 Double-cloth coverlets were double-woven with two sets of interconnected warps and wefts, requiring the more elaborate looms of professional weavers. Wool for these coverlets was spun (and often dyed) at home and then delivered to a local weaver who made up the coverlet.
Following the introduction of the jacquard loom in the early 1820s, machine-woven coverlets in large-scale floral designs became popular.

Distinct regional differences exist in the patterns and weaving techniques of the wool and cotton coverlets made in the United States between 1820 and 1850, when they were at their peak of popularity. At the end of the popularity of woven coverlets, regular blankets began to be sold and used more.  It is likely a reflection of the economics and the history of the times.
The larger coverlets, made of two widths of weaving tied together are referred to as "Tied Biederwand."
This work is a good example of the New York style. Many of the earliest New York weavers immigrated from Great Britain or Ireland where they had been trained in carpet weaving. Their training explains both the usual double weave structure and the appearance of New York coverlets. They are generally made of undyed cotton and indigo-dyed wool, with a structure much like woven carpets, and large medallions like the designs found on British carpets of the period. James Alexander, an immigrant from Britain.  He had a weaving workshop in Orange County, New York. This example is likely from his workshop, since the eagles in the upper and lower borders are trademarks of his work. Each weaver of the Jacquard pieces had his own trademarks in style, and also often put his or her name on the pieces.  These are remarkably beautiful examples of work that was intended to be used for everyday living.

Friday, April 8, 2011

What Will Become of Us?

This is about the life of a physically challenged person. We hear about them in the news when a physically challenged person enters the Special Olympics and wins, or does some other amazing thing. But we rarely hear about the daily life of physically challenged people and the things they have to deal with daily. And I suspect that most people don't want to hear about it. It makes them very aware of their own vulnerability.

This little quilt is one of my early journal quilts. It is painted on a wholecloth ground.

For the physically challenged person, there is often isolation not just because of the challenge itself, but that of not being able to get out and connect with a wide network of people in many ways, something that we all likely take for granted. And there is another type of isolation that comes with having barely enough money to survive and having government regulations make it so hard for people who have any kind of challenge to work and earn money without losing their benefits.

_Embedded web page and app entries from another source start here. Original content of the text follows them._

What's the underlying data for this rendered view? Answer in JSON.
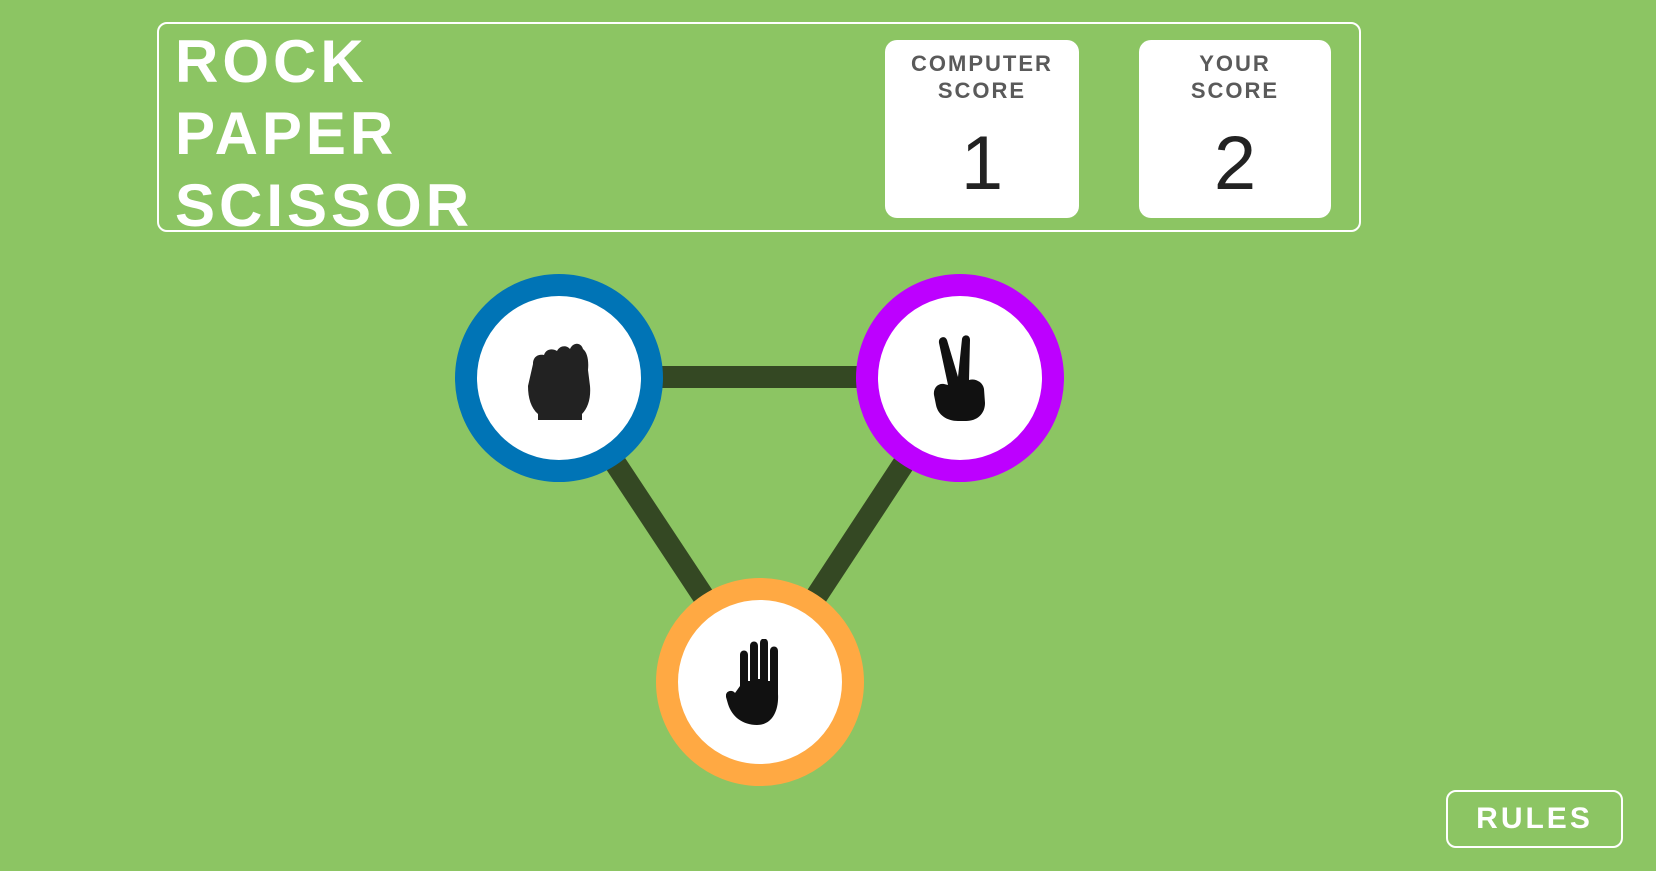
{
  "header": {
    "title_lines": [
      "ROCK",
      "PAPER",
      "SCISSOR"
    ],
    "computer_score": {
      "label_lines": [
        "COMPUTER",
        "SCORE"
      ],
      "value": "1"
    },
    "your_score": {
      "label_lines": [
        "YOUR",
        "SCORE"
      ],
      "value": "2"
    }
  },
  "game": {
    "choices": [
      {
        "name": "rock",
        "icon": "fist-icon",
        "ring_color": "#0074b6"
      },
      {
        "name": "scissor",
        "icon": "victory-hand-icon",
        "ring_color": "#bd00ff"
      },
      {
        "name": "paper",
        "icon": "open-hand-icon",
        "ring_color": "#ffa943"
      }
    ],
    "connector_color": "#344823"
  },
  "footer": {
    "rules_label": "RULES"
  },
  "colors": {
    "background": "#8cc563",
    "text": "#ffffff"
  }
}
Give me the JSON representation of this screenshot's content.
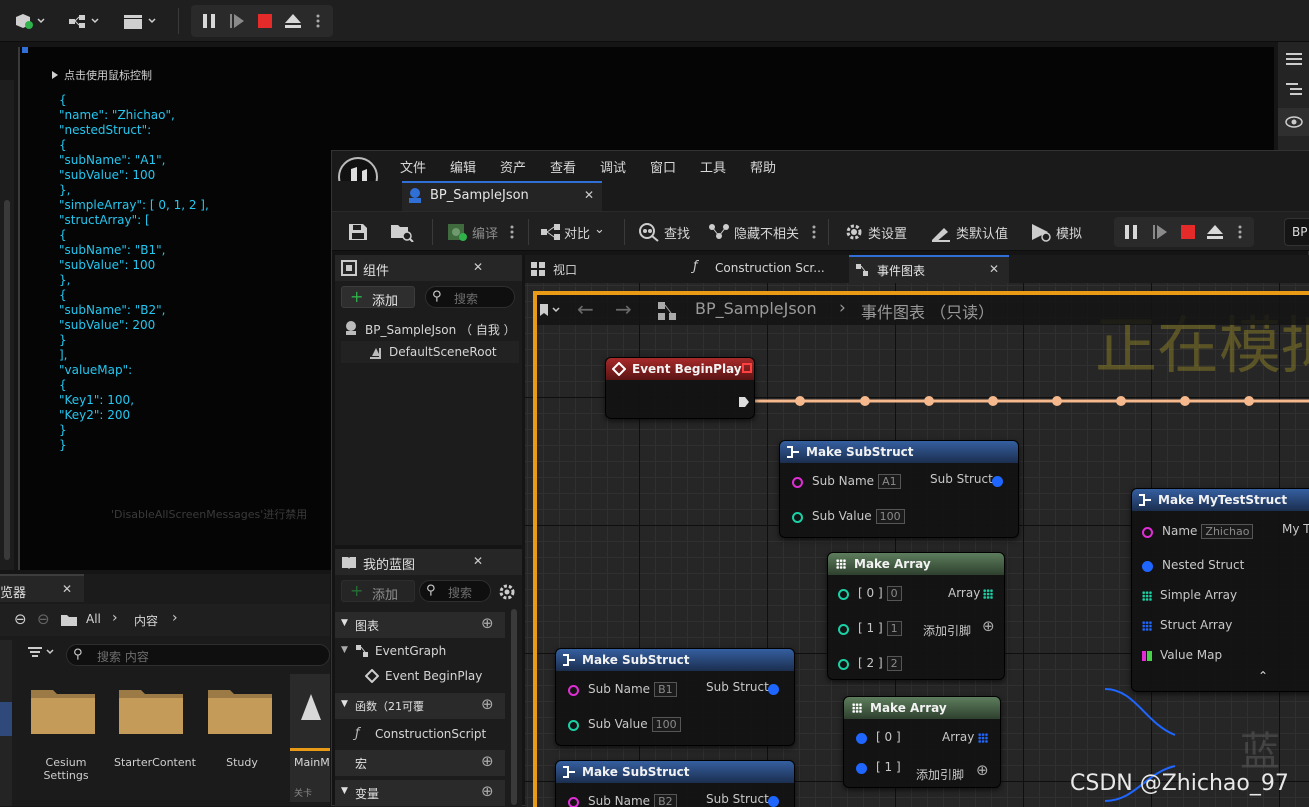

I think too that without the all important social connections, it is difficult to teach oneself how and what is needed to do in order to do one's art more easily. More time is needed to try to create ways to deal with certain issues that have to be addressed, like how to set up the working space so that the work can be done at least somewhat comfortably.

As funding gets cut more and more, I suspect that will serve to isolate more people with physical challenges as well. The economic disparity of the classes does seem to keep them very separated from each others social class as well as within their own social class.

It is my dream and hope that ALL physically/developmentally artists who really want to practice their art can do so without feeling that overpoweringly isolated.